To do – Without the pictures, reproduce the entries below exactly.

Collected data
= Beginning of Section =

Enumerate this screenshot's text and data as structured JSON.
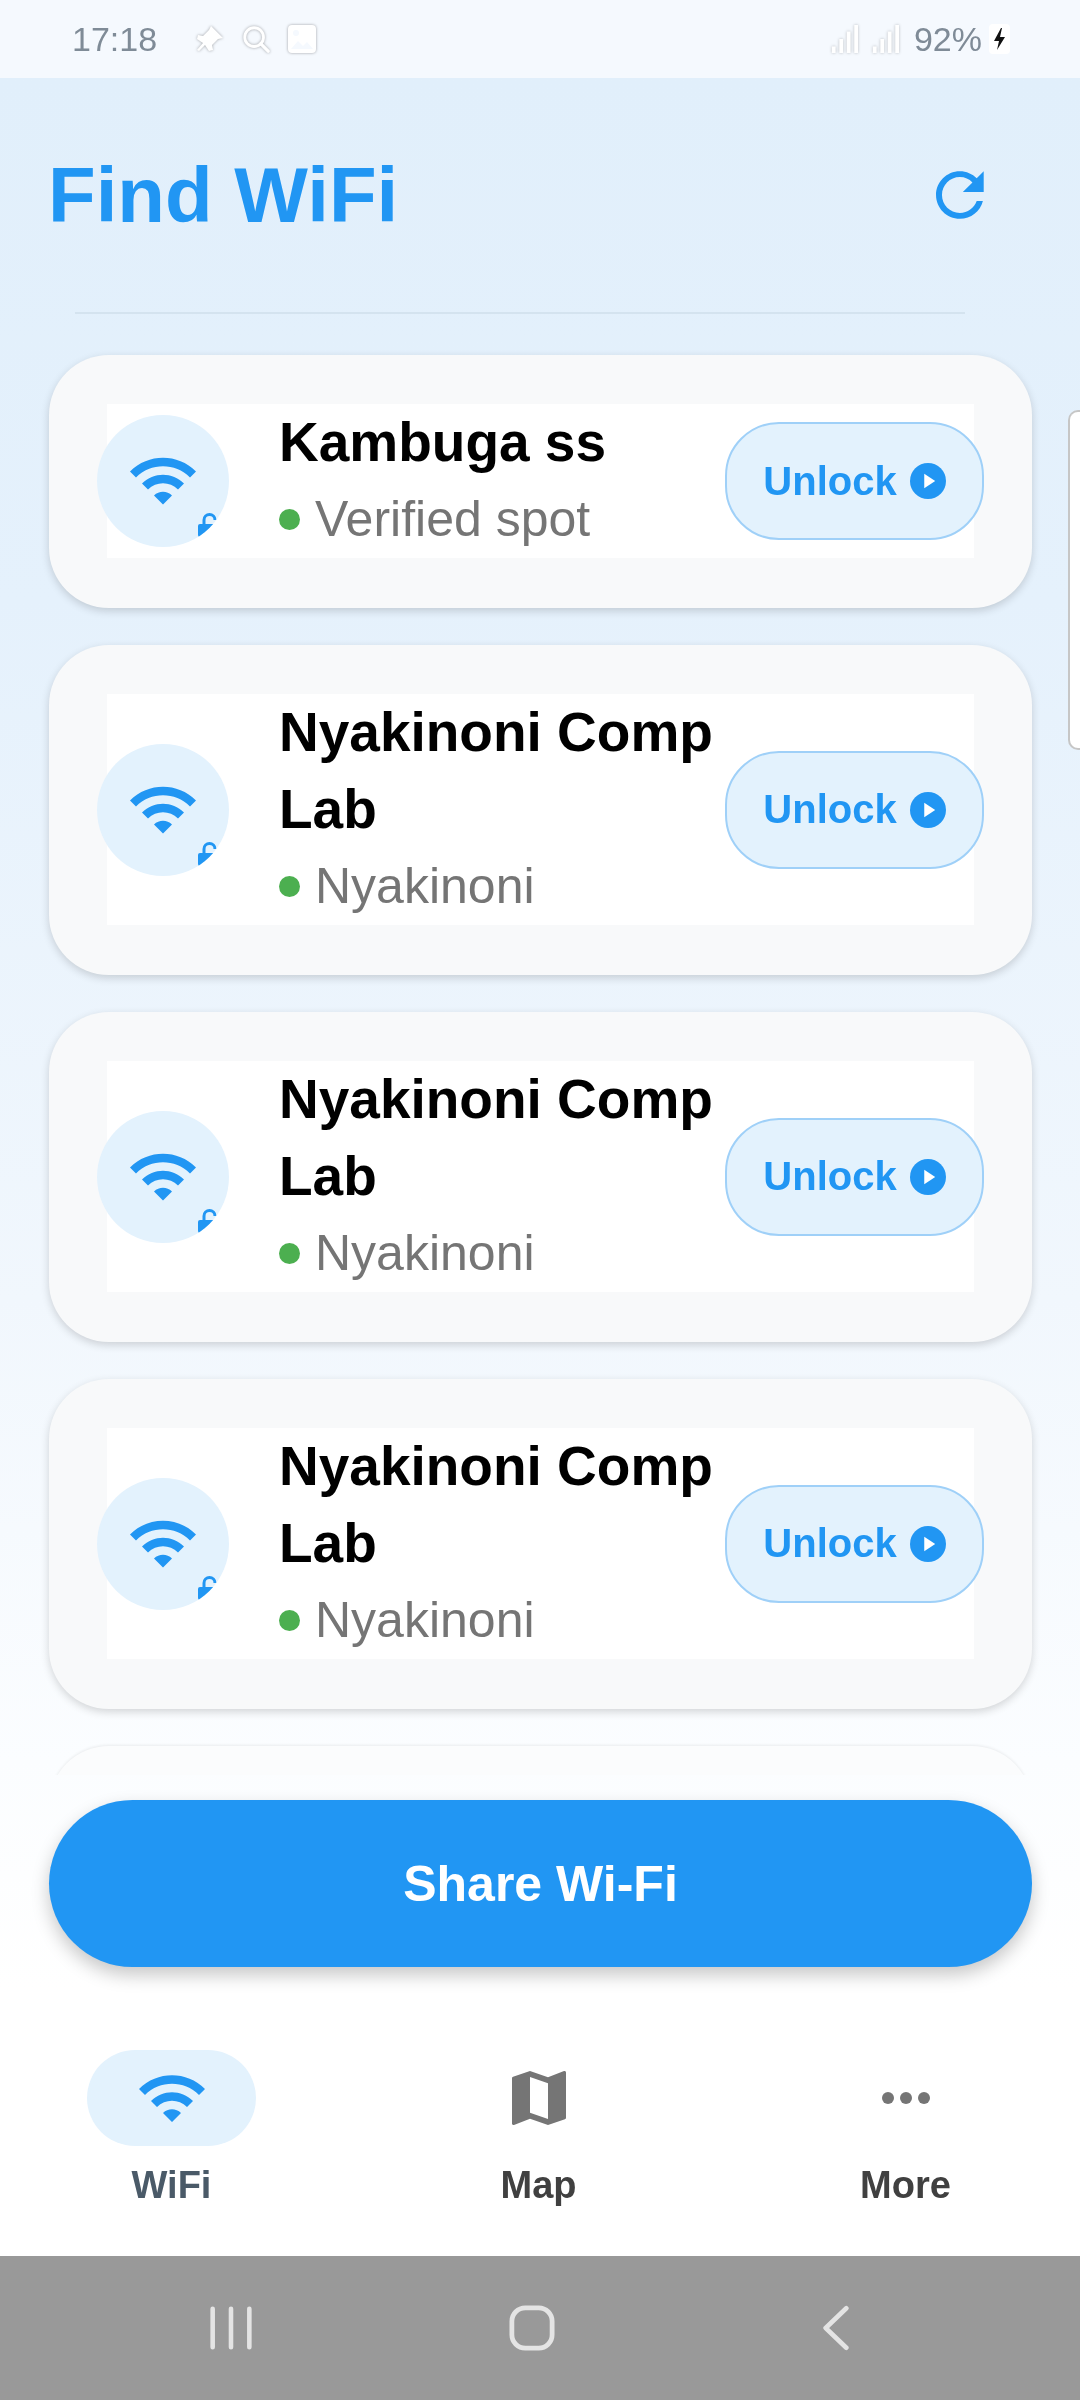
{
  "status_bar": {
    "time": "17:18",
    "battery": "92%"
  },
  "header": {
    "title": "Find WiFi"
  },
  "networks": [
    {
      "name": "Kambuga ss",
      "location": "Verified spot",
      "color": "#4caf50",
      "action": "Unlock"
    },
    {
      "name": "Nyakinoni Comp Lab",
      "location": "Nyakinoni",
      "color": "#4caf50",
      "action": "Unlock"
    },
    {
      "name": "Nyakinoni Comp Lab",
      "location": "Nyakinoni",
      "color": "#4caf50",
      "action": "Unlock"
    },
    {
      "name": "Nyakinoni Comp Lab",
      "location": "Nyakinoni",
      "color": "#4caf50",
      "action": "Unlock"
    }
  ],
  "share_button": {
    "label": "Share Wi-Fi"
  },
  "bottom_nav": [
    {
      "label": "WiFi",
      "selected": true
    },
    {
      "label": "Map",
      "selected": false
    },
    {
      "label": "More",
      "selected": false
    }
  ]
}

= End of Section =

Task solution –
Enumerate this screenshot's text and data as structured JSON.
{
  "status_bar": {
    "time": "17:18",
    "battery": "92%"
  },
  "header": {
    "title": "Find WiFi"
  },
  "networks": [
    {
      "name": "Kambuga ss",
      "location": "Verified spot",
      "color": "#4caf50",
      "action": "Unlock"
    },
    {
      "name": "Nyakinoni Comp Lab",
      "location": "Nyakinoni",
      "color": "#4caf50",
      "action": "Unlock"
    },
    {
      "name": "Nyakinoni Comp Lab",
      "location": "Nyakinoni",
      "color": "#4caf50",
      "action": "Unlock"
    },
    {
      "name": "Nyakinoni Comp Lab",
      "location": "Nyakinoni",
      "color": "#4caf50",
      "action": "Unlock"
    }
  ],
  "share_button": {
    "label": "Share Wi-Fi"
  },
  "bottom_nav": [
    {
      "label": "WiFi",
      "selected": true
    },
    {
      "label": "Map",
      "selected": false
    },
    {
      "label": "More",
      "selected": false
    }
  ]
}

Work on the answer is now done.